_YOUR TASK_
In the entries below, how many lines contain the string "image"? Respond with the number only.

_Stored entries_
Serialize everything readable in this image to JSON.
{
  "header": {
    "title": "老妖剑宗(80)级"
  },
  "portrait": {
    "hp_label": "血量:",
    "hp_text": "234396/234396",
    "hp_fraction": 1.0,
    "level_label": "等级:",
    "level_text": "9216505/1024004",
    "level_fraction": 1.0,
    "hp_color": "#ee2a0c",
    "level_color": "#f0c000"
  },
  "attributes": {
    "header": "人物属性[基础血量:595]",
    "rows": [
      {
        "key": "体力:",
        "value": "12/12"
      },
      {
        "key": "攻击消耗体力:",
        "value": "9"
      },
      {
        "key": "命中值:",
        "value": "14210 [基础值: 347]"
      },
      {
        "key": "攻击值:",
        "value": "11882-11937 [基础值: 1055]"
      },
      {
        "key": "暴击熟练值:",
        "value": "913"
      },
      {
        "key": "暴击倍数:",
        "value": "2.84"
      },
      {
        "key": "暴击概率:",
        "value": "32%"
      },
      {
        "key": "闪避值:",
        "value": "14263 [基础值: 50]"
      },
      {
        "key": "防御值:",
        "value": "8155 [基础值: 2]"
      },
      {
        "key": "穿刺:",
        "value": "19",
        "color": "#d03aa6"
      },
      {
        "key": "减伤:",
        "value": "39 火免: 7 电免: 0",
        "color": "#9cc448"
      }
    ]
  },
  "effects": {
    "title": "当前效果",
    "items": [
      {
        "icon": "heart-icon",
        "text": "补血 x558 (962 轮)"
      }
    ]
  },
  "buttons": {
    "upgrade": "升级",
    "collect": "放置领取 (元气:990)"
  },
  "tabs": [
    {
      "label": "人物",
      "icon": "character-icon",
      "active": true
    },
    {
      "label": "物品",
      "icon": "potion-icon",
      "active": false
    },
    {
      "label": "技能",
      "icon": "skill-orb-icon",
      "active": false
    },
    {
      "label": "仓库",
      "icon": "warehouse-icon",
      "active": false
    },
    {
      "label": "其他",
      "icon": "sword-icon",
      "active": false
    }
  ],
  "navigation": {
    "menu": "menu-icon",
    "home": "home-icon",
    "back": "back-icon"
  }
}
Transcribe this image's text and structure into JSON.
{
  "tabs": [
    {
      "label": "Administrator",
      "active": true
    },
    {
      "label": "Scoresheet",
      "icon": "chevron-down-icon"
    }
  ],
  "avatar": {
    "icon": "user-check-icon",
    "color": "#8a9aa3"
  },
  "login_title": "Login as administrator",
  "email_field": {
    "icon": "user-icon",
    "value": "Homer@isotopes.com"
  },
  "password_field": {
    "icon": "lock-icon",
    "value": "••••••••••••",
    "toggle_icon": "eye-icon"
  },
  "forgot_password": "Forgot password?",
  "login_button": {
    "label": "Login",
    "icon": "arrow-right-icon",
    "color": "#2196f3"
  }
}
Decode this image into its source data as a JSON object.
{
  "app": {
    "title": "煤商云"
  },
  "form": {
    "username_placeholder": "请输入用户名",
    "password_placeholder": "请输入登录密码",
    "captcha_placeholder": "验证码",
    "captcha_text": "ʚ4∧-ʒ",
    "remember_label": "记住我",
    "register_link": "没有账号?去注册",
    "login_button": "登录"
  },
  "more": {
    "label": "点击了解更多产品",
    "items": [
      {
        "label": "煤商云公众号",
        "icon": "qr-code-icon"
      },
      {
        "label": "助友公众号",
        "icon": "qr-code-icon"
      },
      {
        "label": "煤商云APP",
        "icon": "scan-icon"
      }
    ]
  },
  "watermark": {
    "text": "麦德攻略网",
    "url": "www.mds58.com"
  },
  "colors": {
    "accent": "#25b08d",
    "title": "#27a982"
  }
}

_TASK RESULT_
3